Embattled and under-resourced today's reporter may be, but it still remains the most glamorous of jobs if you can get in front of a natural disaster, a war or a ministerial resignation, with a camera at the ready. Not that you would know it from Simpson's book which sets out to record "how the 20th century was reported". It's a hefty near-600 pages, much of it clippings dutifully provided by an assistant during his travels. Readably, it trots through the major events of the last century as seen through the eyes of British journalists from the Boer War to the invasion of Iraq.
But it's an oddly dispassionate book, as if Simpson were not himself a reporter with experience to contribute to this history of his trade. Even in describing the infamous Andrew Gilligan report on the Today programme and its consequence in the Hutton report on Iraq and after, he stands aside as if above it all. Simpson himself, indeed, only really appears once, when he repeats a tirade by Tony Blair against a BBC man, whom he then coyly adds in parenthesis "was in fact the author of this book".
The occasion of the outburst was the British government's anger at the way that Simpson was reporting NATO's air assault on Serbia over its actions in Kosovo. The BBC was suggesting that the bombing was neither as accurate as the allies claimed nor as effective in turning the population against their leader, Slobodan Milosevic. Ministers felt the BBC's even-handedness was "unhelpful"; some of the popular press regarded as downright treasonable with British forces in action.
If the book has a theme, it is that – the story of good, honest reporters trying to record events as they saw them against military censors, government press officers and overweening proprietors determined that they should not. Simpson is surely right, if hardly novel, in saying that there has always been a tension between straight reporting and the interests of authority and, indeed, populism.
But to write the history in these terms rather misses the point. Journalism isn't some academic exercise nor reporting a craft of neutral observation. The media have always been part of life and politics, the instrument of events as much as their influencer, and the journalists inspired far more by the spirit of competition with one another than some higher calling of "truth."
In that sense Simpson – of all people – should know that ego is the mainspring of a large part of the best journalism, particularly abroad.
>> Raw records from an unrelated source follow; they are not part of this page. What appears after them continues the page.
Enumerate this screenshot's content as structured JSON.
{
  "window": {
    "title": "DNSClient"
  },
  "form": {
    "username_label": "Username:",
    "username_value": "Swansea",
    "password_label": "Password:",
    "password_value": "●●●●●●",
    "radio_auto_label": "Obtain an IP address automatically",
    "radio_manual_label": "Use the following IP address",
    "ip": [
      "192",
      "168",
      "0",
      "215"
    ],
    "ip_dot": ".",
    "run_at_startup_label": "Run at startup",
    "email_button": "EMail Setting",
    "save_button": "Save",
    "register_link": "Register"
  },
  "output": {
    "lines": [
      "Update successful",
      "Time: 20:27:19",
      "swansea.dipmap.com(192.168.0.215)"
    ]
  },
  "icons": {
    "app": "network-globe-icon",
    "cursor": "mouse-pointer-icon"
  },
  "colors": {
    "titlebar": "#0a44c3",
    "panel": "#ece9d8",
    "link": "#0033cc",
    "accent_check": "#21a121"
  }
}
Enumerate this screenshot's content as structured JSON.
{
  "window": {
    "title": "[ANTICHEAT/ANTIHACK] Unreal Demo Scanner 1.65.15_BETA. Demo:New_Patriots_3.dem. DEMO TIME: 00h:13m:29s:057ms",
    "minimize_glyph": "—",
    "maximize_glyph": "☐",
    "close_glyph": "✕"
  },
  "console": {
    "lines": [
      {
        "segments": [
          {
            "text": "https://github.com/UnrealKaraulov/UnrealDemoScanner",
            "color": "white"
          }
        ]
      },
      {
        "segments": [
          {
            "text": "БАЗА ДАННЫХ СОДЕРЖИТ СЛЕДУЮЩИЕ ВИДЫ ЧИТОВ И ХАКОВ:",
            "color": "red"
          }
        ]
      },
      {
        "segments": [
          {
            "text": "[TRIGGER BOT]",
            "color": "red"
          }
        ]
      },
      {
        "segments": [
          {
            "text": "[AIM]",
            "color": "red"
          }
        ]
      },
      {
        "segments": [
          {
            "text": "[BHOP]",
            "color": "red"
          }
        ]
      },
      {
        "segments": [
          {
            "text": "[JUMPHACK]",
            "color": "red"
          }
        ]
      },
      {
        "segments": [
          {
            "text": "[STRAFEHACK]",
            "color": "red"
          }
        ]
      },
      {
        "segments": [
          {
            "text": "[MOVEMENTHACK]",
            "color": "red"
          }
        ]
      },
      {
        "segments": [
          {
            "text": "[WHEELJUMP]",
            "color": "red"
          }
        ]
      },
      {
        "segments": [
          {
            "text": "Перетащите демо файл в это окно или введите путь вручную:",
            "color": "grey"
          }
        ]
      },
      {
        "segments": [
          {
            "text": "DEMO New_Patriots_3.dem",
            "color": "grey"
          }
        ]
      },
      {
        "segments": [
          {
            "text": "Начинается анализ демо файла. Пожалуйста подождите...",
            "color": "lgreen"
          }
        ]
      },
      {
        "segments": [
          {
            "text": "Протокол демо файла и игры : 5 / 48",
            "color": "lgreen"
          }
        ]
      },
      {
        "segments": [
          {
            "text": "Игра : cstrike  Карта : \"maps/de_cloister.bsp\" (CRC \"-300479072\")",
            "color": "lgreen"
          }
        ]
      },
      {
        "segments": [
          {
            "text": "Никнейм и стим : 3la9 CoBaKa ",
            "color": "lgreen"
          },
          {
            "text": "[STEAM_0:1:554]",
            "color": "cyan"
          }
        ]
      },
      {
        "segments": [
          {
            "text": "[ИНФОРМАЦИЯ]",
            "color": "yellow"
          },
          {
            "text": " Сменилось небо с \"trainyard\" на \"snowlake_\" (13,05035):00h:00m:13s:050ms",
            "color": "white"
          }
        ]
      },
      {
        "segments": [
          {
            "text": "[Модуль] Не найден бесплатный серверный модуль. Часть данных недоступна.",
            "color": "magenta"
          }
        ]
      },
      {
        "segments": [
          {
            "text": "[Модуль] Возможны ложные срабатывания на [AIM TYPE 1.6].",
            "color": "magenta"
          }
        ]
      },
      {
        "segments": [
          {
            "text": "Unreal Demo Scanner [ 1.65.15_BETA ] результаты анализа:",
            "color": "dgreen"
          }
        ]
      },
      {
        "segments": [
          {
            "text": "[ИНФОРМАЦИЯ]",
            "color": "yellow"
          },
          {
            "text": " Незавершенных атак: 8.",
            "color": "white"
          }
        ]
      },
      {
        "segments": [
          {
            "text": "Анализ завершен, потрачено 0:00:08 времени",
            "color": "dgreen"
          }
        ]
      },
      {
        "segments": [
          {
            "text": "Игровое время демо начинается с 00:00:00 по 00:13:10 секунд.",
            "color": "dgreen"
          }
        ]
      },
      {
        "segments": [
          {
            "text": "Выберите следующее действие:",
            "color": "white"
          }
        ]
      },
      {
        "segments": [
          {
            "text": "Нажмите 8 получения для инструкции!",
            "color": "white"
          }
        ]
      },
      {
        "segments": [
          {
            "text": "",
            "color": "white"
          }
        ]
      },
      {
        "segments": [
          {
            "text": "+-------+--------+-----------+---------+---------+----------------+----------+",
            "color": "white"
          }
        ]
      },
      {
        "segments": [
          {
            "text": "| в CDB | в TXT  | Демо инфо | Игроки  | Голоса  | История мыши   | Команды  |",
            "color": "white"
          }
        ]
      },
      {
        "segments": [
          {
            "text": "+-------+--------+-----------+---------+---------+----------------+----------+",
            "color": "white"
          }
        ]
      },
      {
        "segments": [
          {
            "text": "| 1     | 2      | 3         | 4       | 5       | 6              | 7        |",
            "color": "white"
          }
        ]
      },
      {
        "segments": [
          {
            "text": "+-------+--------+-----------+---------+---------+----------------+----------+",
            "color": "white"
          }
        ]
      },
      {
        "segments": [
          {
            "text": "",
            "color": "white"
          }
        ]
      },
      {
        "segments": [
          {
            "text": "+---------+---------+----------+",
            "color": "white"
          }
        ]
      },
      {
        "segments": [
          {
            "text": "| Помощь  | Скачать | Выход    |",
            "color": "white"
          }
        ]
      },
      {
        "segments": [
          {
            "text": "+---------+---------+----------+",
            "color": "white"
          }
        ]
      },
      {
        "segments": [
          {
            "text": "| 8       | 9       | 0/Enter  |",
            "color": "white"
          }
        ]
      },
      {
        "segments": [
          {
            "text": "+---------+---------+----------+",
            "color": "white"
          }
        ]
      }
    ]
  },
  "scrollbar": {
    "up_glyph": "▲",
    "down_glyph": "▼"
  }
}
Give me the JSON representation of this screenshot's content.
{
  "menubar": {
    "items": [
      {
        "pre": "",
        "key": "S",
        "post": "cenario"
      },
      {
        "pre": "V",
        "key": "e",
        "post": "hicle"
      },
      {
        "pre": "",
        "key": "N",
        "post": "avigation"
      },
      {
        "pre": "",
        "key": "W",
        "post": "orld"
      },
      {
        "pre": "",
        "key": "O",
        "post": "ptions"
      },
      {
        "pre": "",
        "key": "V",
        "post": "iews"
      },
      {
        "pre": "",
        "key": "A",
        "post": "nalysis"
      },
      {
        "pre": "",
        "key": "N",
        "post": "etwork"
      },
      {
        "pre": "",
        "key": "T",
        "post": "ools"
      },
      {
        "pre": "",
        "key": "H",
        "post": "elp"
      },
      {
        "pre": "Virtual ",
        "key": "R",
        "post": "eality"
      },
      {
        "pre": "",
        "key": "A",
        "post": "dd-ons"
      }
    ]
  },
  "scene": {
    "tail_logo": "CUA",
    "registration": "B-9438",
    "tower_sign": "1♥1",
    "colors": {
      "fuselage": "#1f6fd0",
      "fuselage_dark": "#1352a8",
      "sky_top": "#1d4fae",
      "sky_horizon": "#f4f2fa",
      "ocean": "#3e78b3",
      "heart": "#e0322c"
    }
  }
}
The stories that move people, from William Howard Russell's devastating exposures of conditions in the Crimean war, to the BBC's reports of famine in Ethiopia and the killings in Darfur, are those composed with the desire to "affect" their audience and bring their authors fame. The consequences may be beneficial, the balance is often missing.
The problem of reporters today is not the pressure from above to tailor their stories to the beliefs of the paper or the whims of their proprietors or, indeed, the influence of ministers. Those have always been there. The difficulties – the decline if you want to call it that – of good journalism are reflections of the travails of the media itself: the lack of resources for reporting, the rise of the blog and mobile phone as the main sources of on-the-spot information, the dramatic reduction in the number of specialist journalists and the diminution of the role of the interpretative reporter – of which Simpson's own recent career is part. Comment is free but facts are expensive, as the saying of modern journalism goes.
A century ago the reporter from Britain could bestride the world as a media star visiting faraway places and obscure battles as if of right. Today he daren't venture out of the Green Zone of Iraq or the capital of Afghanistan. His place is being taken by local reporters facing far greater dangers for far less return than the princes of Fleet Street and the BBC of yesteryear. To that extent Simpson's book is what he would have journalism be – dispassionate, accurate but without life.Reuse content